Midnight Special is about a father, Roy (Michael Shannon) who kidnaps his own biological son, Alton Meyer (Jaeden Lieberher) from a doomsday like cult that's led by Alton's adopted father, Calvin Meyer (Sam Shepard). With Calvin believing that Alton is the key to their judgment as some sort of messianic figure for 'the ranch' of believers. Roy doesn't share that same belief, and with the help of his childhood friend Lucas (Joel Edgerton) they abscond with Alton and head to the coordinates that Alton has been relaying to them. Practically every arm of the government (and the ranch) are tracking Roy, Lucas and Alton all the way to their destination, so Roy turns to the few people he can trust, one of them being his wife Sarah Tomlin (Kirsten Dunst) who refused to watch another man raise her child at the ranch, for help. Meanwhile Paul Sevier (Adam Driver) of the NSA has been charged with interviewing all the members of the ranch as he slowly begins to grasp the extent of the supernatural abilities that Alton may, or may not have.
Midnight Special is an extremely personal, intimate and grounded story that always stays with its characters and their journey. Despite its massively ambitious scope in a minimalist "superhero" movie that's as riveting as it is realistic. It retains a tightly wound sense of mystery, curiosity, wonder and the strength of emotions, especially between a father and a son.

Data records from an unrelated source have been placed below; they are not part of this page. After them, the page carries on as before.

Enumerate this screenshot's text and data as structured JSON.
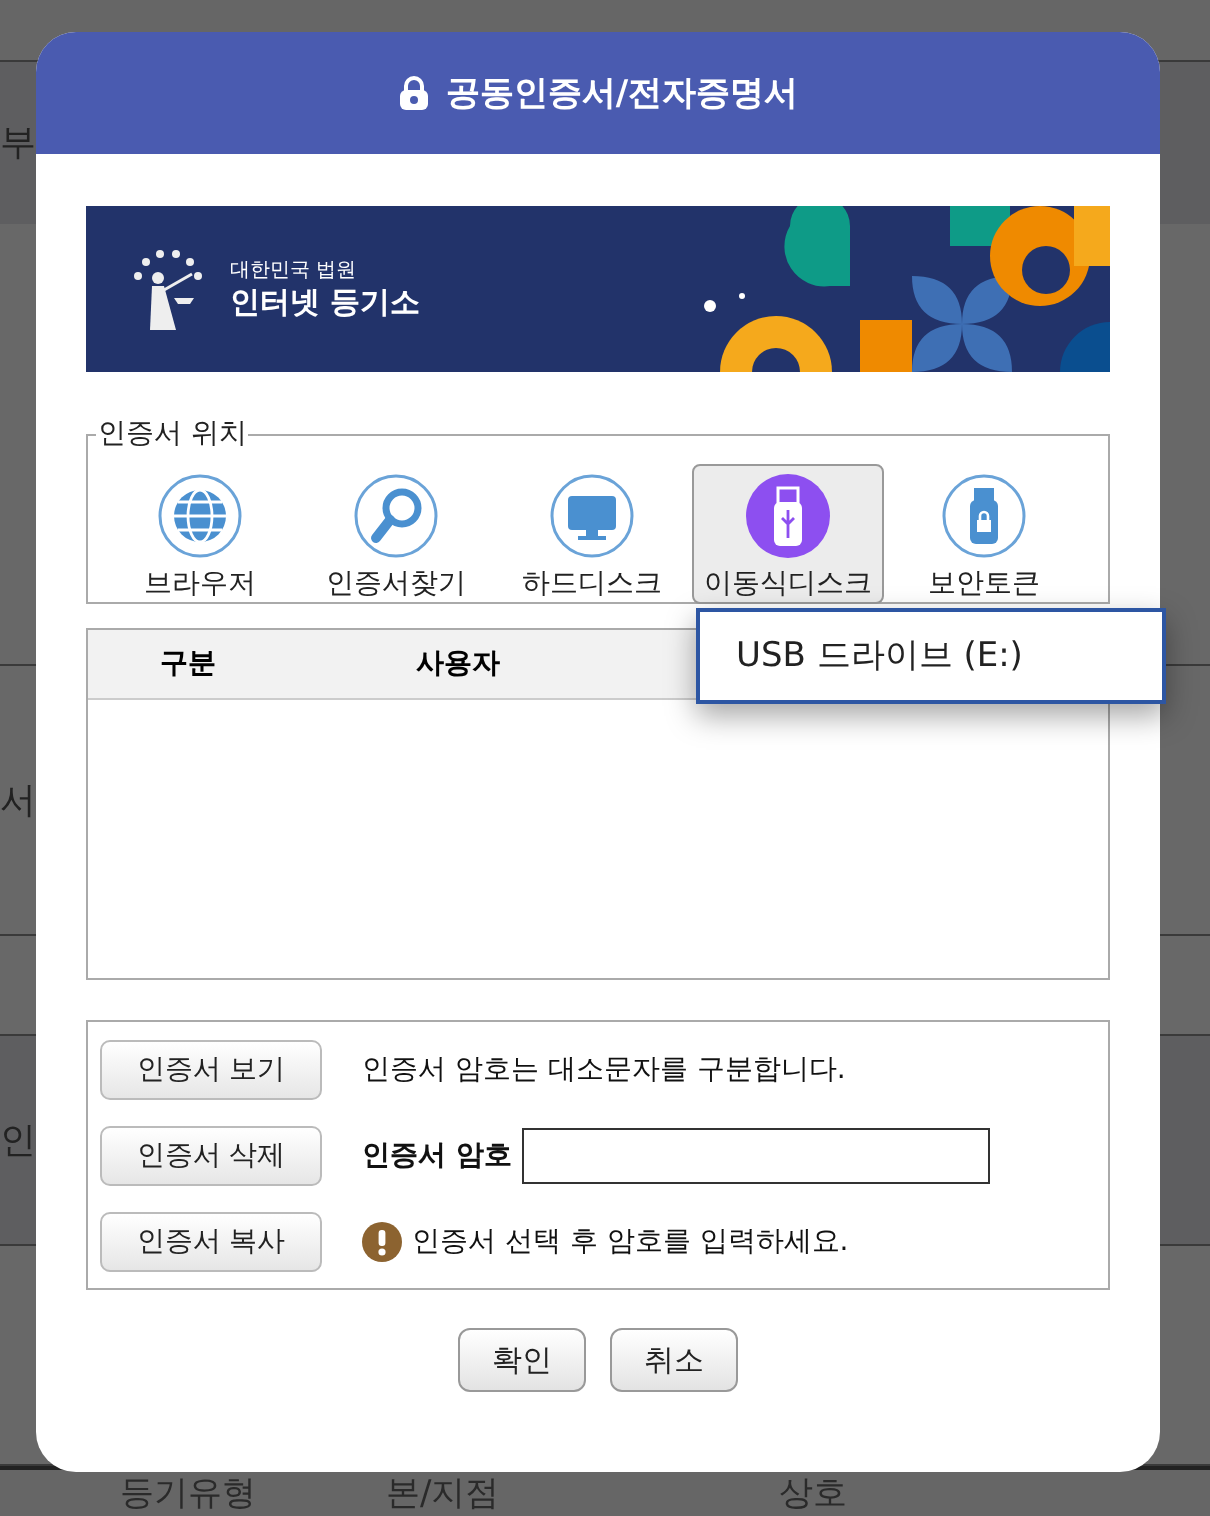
{
  "background": {
    "rows": [
      {
        "text": "부"
      },
      {
        "text": "서"
      },
      {
        "text": "인"
      }
    ],
    "footer_columns": [
      "등기유형",
      "본/지점",
      "상호"
    ]
  },
  "dialog": {
    "title": "공동인증서/전자증명서",
    "banner": {
      "subtitle": "대한민국 법원",
      "title": "인터넷 등기소"
    },
    "location": {
      "legend": "인증서 위치",
      "items": [
        {
          "kind": "globe",
          "label": "브라우저",
          "selected": false
        },
        {
          "kind": "search",
          "label": "인증서찾기",
          "selected": false
        },
        {
          "kind": "monitor",
          "label": "하드디스크",
          "selected": false
        },
        {
          "kind": "usb",
          "label": "이동식디스크",
          "selected": true
        },
        {
          "kind": "token",
          "label": "보안토큰",
          "selected": false
        }
      ],
      "dropdown": {
        "items": [
          "USB 드라이브 (E:)"
        ]
      }
    },
    "table": {
      "columns": [
        "구분",
        "사용자"
      ]
    },
    "actions": {
      "buttons": [
        "인증서 보기",
        "인증서 삭제",
        "인증서 복사"
      ],
      "notice": "인증서 암호는 대소문자를 구분합니다.",
      "password_label": "인증서 암호",
      "warning": "인증서 선택 후 암호를 입력하세요."
    },
    "footer_buttons": [
      "확인",
      "취소"
    ]
  }
}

Jeff Nichols (director and writer) who I personally believe is one of the top directors of the 21st century, manages to balance the verisimilitude of the awe-inspiring with the cynical, yet idealistic beliefs we struggle with every day of our lives. I'm not just talking about belief in the sense of religion or theology either, it's something more innate than that, something more undeniable. Midnight Special is probably the closest we've come so far to a Close Encounters of the Third Kind for this generation, and it parallels a lot of other sci-fi movies too, all while still feeling like an original and unique entry into the genre.

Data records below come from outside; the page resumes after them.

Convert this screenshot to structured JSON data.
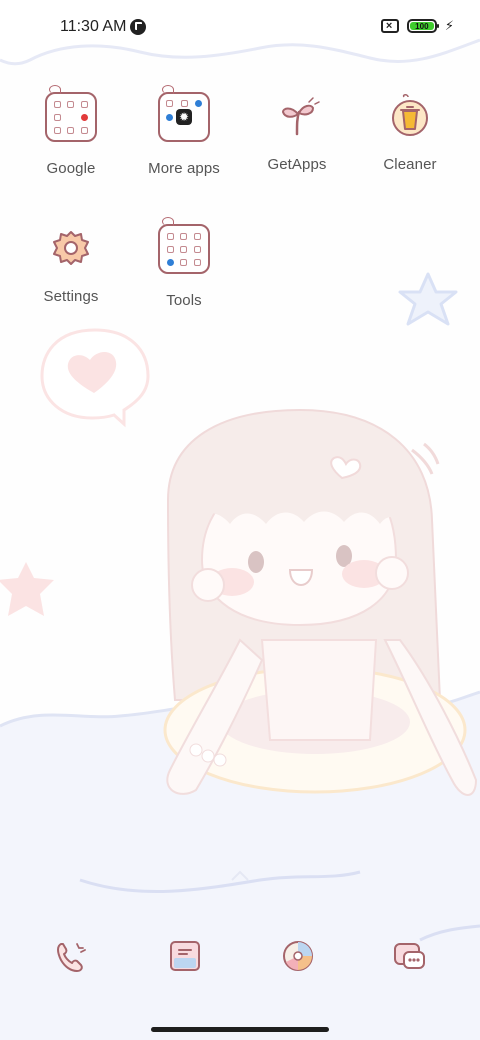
{
  "status_bar": {
    "time": "11:30 AM",
    "battery_level": "100",
    "battery_color": "#3fcc2e",
    "icons": [
      "notification-p-icon",
      "no-sim-icon",
      "battery-icon",
      "charging-bolt-icon"
    ]
  },
  "apps": [
    {
      "label": "Google",
      "icon": "google-folder-icon"
    },
    {
      "label": "More apps",
      "icon": "more-apps-folder-icon"
    },
    {
      "label": "GetApps",
      "icon": "getapps-sprout-icon"
    },
    {
      "label": "Cleaner",
      "icon": "cleaner-trash-icon"
    },
    {
      "label": "Settings",
      "icon": "settings-gear-icon"
    },
    {
      "label": "Tools",
      "icon": "tools-folder-icon"
    }
  ],
  "dock": [
    {
      "name": "phone",
      "icon": "phone-icon"
    },
    {
      "name": "notes",
      "icon": "notes-icon"
    },
    {
      "name": "browser",
      "icon": "browser-icon"
    },
    {
      "name": "messages",
      "icon": "messages-icon"
    }
  ],
  "theme": {
    "accent": "#b46a72",
    "wallpaper_tint": "#eef1fb"
  }
}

The script was taut, maybe too taut for some as it relies more on what it doesn't say, than it what does say. The cinematography is wonderfully deft and atmospheric. The score by David Wingo perfectly captures the esoteric and incomprehensible nature of Alton and pulled all the right chords with me. The vfx are a little wobbly in some places, but it's nothing drastic. Just to put some things in perspective Close Encounters of the Third Kind, which Midnight Special is tonally similar to, had a budget of $18 million in 1977, Midnight Special had a budget of $18 million in 2016. It still does an exceptional job with the money it has, but its perhaps not as refined as some of the other, more expensive movies would have been. Jeff Nichols wisely stayed away from using too much vfx though, only using it when he absolutely had to.

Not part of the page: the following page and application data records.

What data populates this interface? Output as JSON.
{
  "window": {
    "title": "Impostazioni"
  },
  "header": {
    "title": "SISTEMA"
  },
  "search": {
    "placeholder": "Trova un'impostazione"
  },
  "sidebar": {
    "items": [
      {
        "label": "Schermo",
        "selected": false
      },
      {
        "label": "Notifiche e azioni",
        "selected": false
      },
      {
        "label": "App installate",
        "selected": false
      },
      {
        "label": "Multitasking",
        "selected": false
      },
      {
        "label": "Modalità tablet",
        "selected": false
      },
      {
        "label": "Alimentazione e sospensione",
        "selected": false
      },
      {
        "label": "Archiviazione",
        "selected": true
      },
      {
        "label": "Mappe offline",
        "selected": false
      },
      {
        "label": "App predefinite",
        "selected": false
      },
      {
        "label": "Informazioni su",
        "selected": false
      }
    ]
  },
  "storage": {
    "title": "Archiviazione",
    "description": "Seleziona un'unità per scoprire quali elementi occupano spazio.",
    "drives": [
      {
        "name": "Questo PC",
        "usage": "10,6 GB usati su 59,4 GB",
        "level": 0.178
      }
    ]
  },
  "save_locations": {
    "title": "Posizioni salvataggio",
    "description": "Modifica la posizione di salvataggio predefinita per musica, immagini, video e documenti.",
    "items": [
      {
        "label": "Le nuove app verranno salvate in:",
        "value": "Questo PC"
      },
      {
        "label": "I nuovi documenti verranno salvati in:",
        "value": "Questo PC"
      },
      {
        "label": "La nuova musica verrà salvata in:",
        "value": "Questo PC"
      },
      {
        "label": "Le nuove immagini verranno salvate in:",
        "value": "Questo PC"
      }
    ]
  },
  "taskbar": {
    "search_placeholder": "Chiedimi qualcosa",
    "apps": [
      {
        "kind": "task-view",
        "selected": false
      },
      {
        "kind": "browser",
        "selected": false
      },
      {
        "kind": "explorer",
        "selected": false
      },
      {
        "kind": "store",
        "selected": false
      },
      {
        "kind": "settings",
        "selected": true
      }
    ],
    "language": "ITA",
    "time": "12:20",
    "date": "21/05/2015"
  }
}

I don't think the script was especially difficult to follow but it offered very little exposition, which seems to be a big problem for a lot of people lately. Spoilers! Alton is part of a race of dimensional beings that exist on a different wavelength or frequency to us. The possibility remains that they are us evolved many times over. whatever the gene is, Roy has it himself as you can see his eyes glimmer at the end, it's unmistakable, though clearly it's equal to the same potency that his son had it, but it is there. It could be possible that it's merely Alton trying to communicate with his father, but I don't think that's the case, I think it's more than that. End spoilers!
Despite all the well-worn themes and tropes of the sci-fi genre, Jeff Nichols finds a way to make Midnight Special feel fresh, thrilling and surprisingly unpredictable. The character development was more reliant on the 'in the moment' situations than it was with basic exposition. This could leave viewers feeling detached with the characters I think, but you are given enough to understand what they're doing as the movie goes on, but it requires patience and attention. If you're expecting some X-Men or even Chronicle type superhero movie, don't, Midnight Special isn't that sort of movie. The ranch sees Alton as their savior, the government sees Alton as a weapon, whereas Roy sees Alton as his son and is trying to do his best by him, no matter what the cost may be. Midnight Special is a story about family, bonds and beliefs, the superpowers are largely inconsequential to the core of the movie.
Written by - The Sentry - 22/04/2016